Entries from a dataset of interfaces
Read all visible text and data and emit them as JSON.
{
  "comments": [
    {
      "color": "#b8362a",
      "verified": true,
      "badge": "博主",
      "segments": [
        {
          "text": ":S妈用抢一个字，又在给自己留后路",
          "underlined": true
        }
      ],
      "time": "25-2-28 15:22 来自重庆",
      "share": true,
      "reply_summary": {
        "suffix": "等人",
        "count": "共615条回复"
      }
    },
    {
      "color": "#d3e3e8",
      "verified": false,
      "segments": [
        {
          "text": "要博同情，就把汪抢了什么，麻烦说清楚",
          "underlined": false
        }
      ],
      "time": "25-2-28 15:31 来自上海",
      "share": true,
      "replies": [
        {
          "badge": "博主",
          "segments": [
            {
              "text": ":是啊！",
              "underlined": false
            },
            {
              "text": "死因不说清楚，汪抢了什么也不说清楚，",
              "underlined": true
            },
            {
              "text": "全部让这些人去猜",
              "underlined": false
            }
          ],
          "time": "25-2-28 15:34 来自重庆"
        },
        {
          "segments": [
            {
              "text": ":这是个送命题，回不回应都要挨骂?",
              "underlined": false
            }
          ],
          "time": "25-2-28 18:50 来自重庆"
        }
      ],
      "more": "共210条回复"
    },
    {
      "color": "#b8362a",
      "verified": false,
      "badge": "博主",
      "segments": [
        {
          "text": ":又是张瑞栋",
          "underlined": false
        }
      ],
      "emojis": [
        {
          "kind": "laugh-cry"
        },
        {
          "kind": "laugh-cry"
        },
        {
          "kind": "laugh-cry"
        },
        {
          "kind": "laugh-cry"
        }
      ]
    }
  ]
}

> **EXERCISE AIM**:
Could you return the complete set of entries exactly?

> **TASK RESPONSE**:
Read all visible text and data and emit them as JSON.
{
  "comments": [
    {
      "color": "#b8362a",
      "verified": true,
      "badge": "博主",
      "segments": [
        {
          "text": ":S妈用抢一个字，又在给自己留后路",
          "underlined": true
        }
      ],
      "time": "25-2-28 15:22 来自重庆",
      "share": true,
      "reply_summary": {
        "suffix": "等人",
        "count": "共615条回复"
      }
    },
    {
      "color": "#d3e3e8",
      "verified": false,
      "segments": [
        {
          "text": "要博同情，就把汪抢了什么，麻烦说清楚",
          "underlined": false
        }
      ],
      "time": "25-2-28 15:31 来自上海",
      "share": true,
      "replies": [
        {
          "badge": "博主",
          "segments": [
            {
              "text": ":是啊！",
              "underlined": false
            },
            {
              "text": "死因不说清楚，汪抢了什么也不说清楚，",
              "underlined": true
            },
            {
              "text": "全部让这些人去猜",
              "underlined": false
            }
          ],
          "time": "25-2-28 15:34 来自重庆"
        },
        {
          "segments": [
            {
              "text": ":这是个送命题，回不回应都要挨骂?",
              "underlined": false
            }
          ],
          "time": "25-2-28 18:50 来自重庆"
        }
      ],
      "more": "共210条回复"
    },
    {
      "color": "#b8362a",
      "verified": false,
      "badge": "博主",
      "segments": [
        {
          "text": ":又是张瑞栋",
          "underlined": false
        }
      ],
      "emojis": [
        {
          "kind": "laugh-cry"
        },
        {
          "kind": "laugh-cry"
        },
        {
          "kind": "laugh-cry"
        },
        {
          "kind": "laugh-cry"
        }
      ]
    }
  ]
}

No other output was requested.